Daily Prayer

Prayer is one of life's greatest mysteries. If you asked someone what prayer means, they would have some difficulty explaining it. If one doesn't pray, the idea of starting to pray is an intimidating prospect. Even the Apostles asked Christ how to pray, and He gave them the Our Father.

To pray is to raise one's mind and heart to God. How do we do that?
At Benedictine, we strive to make the cadets comfortable with prayer; we try to get them talking to God. Prayer is said at the beginning of each day on the intercom, before each and every class, and school-wide with Mass, prayer services, and retreats. Prayers are said before athletic events and even before practice.

Prayer helps us to place real trust in God, and the more we trust Him, the more he provides for us, and the more peaceful we are.n order to begin prayer, we need to know prayers, and we need to say prayers. We need to get comfortable with the idea of talking to God—offering adoration, thanksgiving, being contrite for sin, and petitioning Him for our needs.

Sign of the Cross

The familiar and time honored Sign of the Cross can be traced back in one form or another to the first century. At Benedictine Cadets open and close all daily prayers by blessing themselves with the Sign of the Cross.

"In the name of the Father, and of the Son, and of the Holy Spirit. Amen."

Glory Be
The Glory Be is a short expression of praise from the very early Church. The Glory Be focuses on the Trinity, three persons in one God. "Glory be to the Father, and to the Son, and to the Holy Spirit. As it was in the beginning, is now, and will be forever. Amen."

The Lord's Prayer

This prayer was given to us by our Lord Jesus Christ Himself when the apostles asked Him to teach them to pray (Mt 6:9-13) and has been an important prayer since. The Didache (1st/2nd century catechism) commends the prayer to be recited by the faithful three times during the day. In the latter part of the 4th century it became an official part of the Mass where it was originally recited after the breaking of the bread. Later, Pope Gregory the Great, influenced by St. Augustine, moved it to just before the breaking of the bread where it has been ever since. Today, the Didache's tradition of reciting the prayer thrice daily continues in the Church with the Lord's prayer being recited at Mass and then twice more during the Liturgy of the Hours, at Lauds and Vespers.

"Our Father, who art in heaven, hallowed be Thy name. Thy kingdom come. Thy will be done on earth as it is in heaven. Give us this day our daily bread and forgive us our trespasses as we forgive those who trespass against us. And lead us not into temptation, but deliver us from evil. Amen."

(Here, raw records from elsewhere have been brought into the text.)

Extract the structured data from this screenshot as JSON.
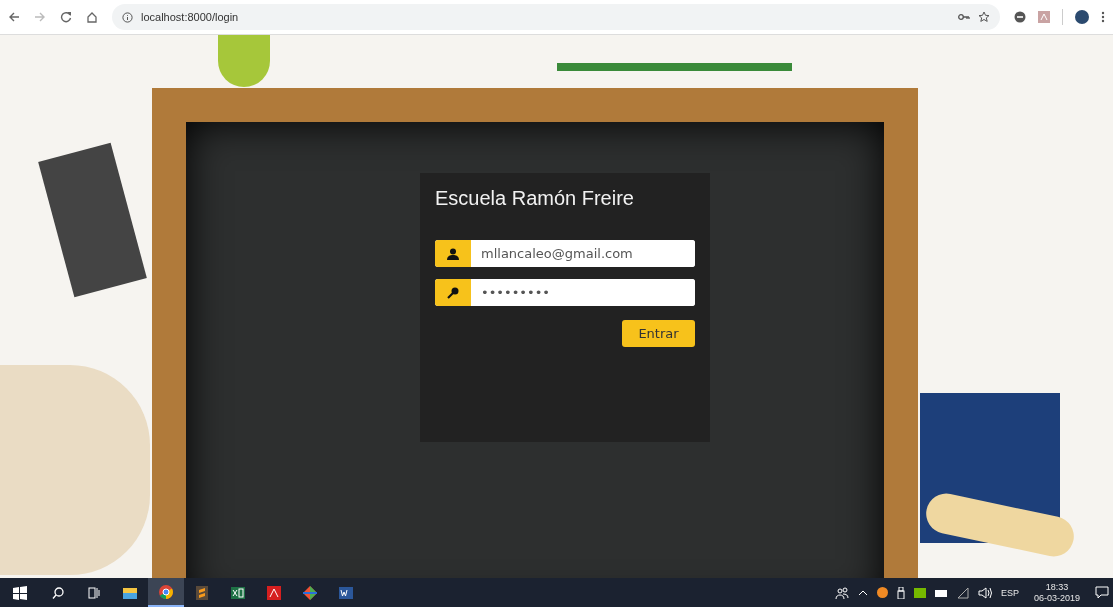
{
  "browser": {
    "url": "localhost:8000/login"
  },
  "login": {
    "title": "Escuela Ramón Freire",
    "email": {
      "value": "mllancaleo@gmail.com"
    },
    "password": {
      "value": "•••••••••"
    },
    "submit": "Entrar"
  },
  "taskbar": {
    "apps": [
      {
        "kind": "files",
        "selected": false
      },
      {
        "kind": "chrome",
        "selected": true
      },
      {
        "kind": "sublime",
        "selected": false
      },
      {
        "kind": "excel",
        "selected": false
      },
      {
        "kind": "acrobat",
        "selected": false
      },
      {
        "kind": "git",
        "selected": false
      },
      {
        "kind": "word",
        "selected": false
      }
    ],
    "language": "ESP",
    "time": "18:33",
    "date": "06-03-2019"
  }
}
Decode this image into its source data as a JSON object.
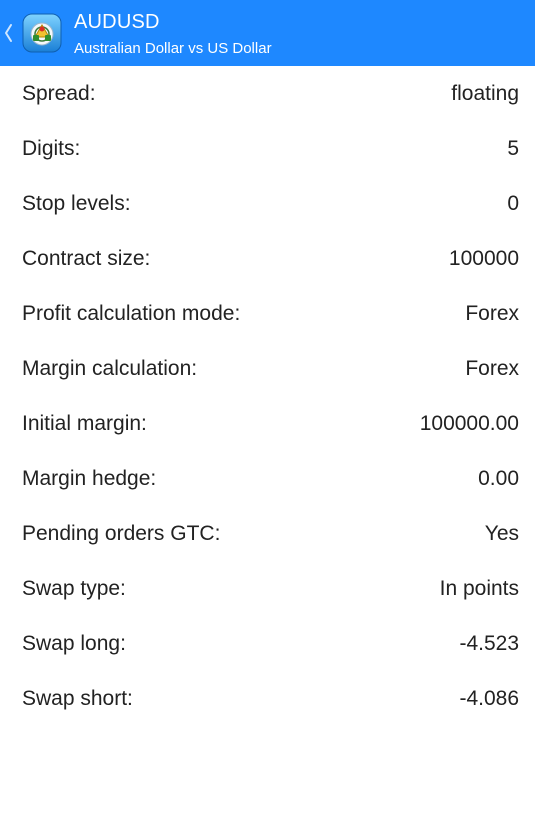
{
  "colors": {
    "header_background": "#1e88ff",
    "header_text": "#ffffff",
    "body_text": "#222222",
    "page_background": "#ffffff"
  },
  "header": {
    "back_icon": "chevron-left-icon",
    "app_icon": "metatrader-app-icon",
    "symbol": "AUDUSD",
    "description": "Australian Dollar vs US Dollar"
  },
  "properties": [
    {
      "label": "Spread:",
      "value": "floating"
    },
    {
      "label": "Digits:",
      "value": "5"
    },
    {
      "label": "Stop levels:",
      "value": "0"
    },
    {
      "label": "Contract size:",
      "value": "100000"
    },
    {
      "label": "Profit calculation mode:",
      "value": "Forex"
    },
    {
      "label": "Margin calculation:",
      "value": "Forex"
    },
    {
      "label": "Initial margin:",
      "value": "100000.00"
    },
    {
      "label": "Margin hedge:",
      "value": "0.00"
    },
    {
      "label": "Pending orders GTC:",
      "value": "Yes"
    },
    {
      "label": "Swap type:",
      "value": "In points"
    },
    {
      "label": "Swap long:",
      "value": "-4.523"
    },
    {
      "label": "Swap short:",
      "value": "-4.086"
    }
  ]
}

The Hail Mary
The Ave Maria is perhaps the most popular of all the Marian prayers. It is composed of two distinct parts, a Scriptural part and an intercessory part. The first part, the Scriptural part, is taken from the Gospel of St. Luke and joins together the words of the Angel Gabriel at the Annunciation (Lk 1:28) together with Elizabeth's greeting to Mary at the Visitation (Luke 1:42). The second half of the prayer (Holy Mary..) can be traced back to the 15th century where two endings are found. One ending is found in the writings of St. Bernardine of Siena (1380-1444 AD) and the Carthusians. A second ending can be found in the writings of the Servites, in a Roman Breviary, and in some German Dioceses. The current form of the prayer became the standard form sometime in the 16th century and was included in the reformed Breviary promulgated by Pope St. Pius V in 1568.
"Hail Mary, full of grace, the Lord is with thee. Blessed art thou amongst women, and blessed is the fruit of thy womb, Jesus. Holy Mary, Mother of God, pray for us sinners, now and at the hour of our death. Amen."

A 'Confiteor' is a penitential prayer where we acknowledge our sinfulness and seek God's forgiveness. As a prayer form, it has been part of our tradition from nearly the beginning of Christianity. The one below was partially composed in the 8th century and then added to the Mass in the 11th Century.

"I confess to almighty God, to blessed Mary ever Virgin, to blessed Michael the archangel, to blessed John the Baptist, to the holy apostles Peter and Paul, to all the saints, and to you my brothers and sisters (and to thee, father) that I have sinned exceedingly in thought, word, and deed, through my fault, through my fault, through my most grievous fault. Therefore, I beseech blessed Mary ever Virgin, blessed Michael the archangel, blessed John the Baptist, the holy apostles Peter and Paul, and all the saints, to pray for me to the Lord our God. Amen."